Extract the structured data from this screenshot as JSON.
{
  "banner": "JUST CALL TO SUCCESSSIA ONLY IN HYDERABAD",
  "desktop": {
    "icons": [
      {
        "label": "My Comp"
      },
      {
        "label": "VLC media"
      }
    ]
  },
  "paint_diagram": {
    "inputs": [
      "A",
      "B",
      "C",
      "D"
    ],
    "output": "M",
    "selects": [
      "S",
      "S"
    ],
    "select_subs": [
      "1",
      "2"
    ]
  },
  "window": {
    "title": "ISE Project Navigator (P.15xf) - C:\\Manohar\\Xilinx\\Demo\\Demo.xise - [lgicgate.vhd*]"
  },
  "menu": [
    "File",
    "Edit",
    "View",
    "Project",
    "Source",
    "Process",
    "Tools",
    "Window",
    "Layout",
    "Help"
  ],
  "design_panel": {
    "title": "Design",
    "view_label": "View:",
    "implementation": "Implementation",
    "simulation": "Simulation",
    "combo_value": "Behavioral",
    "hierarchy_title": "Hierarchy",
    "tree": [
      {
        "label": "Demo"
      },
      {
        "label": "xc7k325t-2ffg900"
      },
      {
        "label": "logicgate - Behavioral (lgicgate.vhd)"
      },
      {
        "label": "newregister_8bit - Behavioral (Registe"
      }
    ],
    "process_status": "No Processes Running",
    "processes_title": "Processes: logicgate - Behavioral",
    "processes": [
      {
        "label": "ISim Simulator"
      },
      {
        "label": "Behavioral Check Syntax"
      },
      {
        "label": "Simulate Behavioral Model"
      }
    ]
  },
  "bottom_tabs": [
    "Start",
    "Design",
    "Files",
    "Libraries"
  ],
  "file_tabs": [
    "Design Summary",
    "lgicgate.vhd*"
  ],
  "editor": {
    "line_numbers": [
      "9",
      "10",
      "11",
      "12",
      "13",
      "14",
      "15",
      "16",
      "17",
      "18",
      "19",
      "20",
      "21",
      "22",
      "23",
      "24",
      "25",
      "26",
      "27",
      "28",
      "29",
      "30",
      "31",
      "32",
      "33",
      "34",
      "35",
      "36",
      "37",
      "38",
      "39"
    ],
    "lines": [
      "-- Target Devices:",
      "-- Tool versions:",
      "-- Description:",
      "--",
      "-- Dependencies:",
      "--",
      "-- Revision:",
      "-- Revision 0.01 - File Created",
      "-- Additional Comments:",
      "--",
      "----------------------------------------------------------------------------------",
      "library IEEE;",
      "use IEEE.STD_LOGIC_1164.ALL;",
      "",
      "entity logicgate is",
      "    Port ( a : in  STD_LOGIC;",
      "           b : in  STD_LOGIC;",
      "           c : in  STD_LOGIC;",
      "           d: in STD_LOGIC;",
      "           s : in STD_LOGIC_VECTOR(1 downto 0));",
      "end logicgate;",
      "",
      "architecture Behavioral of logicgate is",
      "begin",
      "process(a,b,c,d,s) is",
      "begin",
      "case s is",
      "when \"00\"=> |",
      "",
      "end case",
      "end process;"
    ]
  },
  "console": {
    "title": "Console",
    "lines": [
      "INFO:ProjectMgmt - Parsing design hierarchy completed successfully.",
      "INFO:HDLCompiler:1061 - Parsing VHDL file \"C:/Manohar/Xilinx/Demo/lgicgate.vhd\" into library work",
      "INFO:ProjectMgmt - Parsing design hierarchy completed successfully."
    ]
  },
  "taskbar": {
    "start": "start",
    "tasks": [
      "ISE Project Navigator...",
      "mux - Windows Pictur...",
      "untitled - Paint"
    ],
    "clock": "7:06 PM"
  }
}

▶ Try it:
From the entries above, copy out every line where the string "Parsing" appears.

▶ Task result:
      "INFO:ProjectMgmt - Parsing design hierarchy completed successfully.",
      "INFO:HDLCompiler:1061 - Parsing VHDL file \"C:/Manohar/Xilinx/Demo/lgicgate.vhd\" into library work",
      "INFO:ProjectMgmt - Parsing design hierarchy completed successfully."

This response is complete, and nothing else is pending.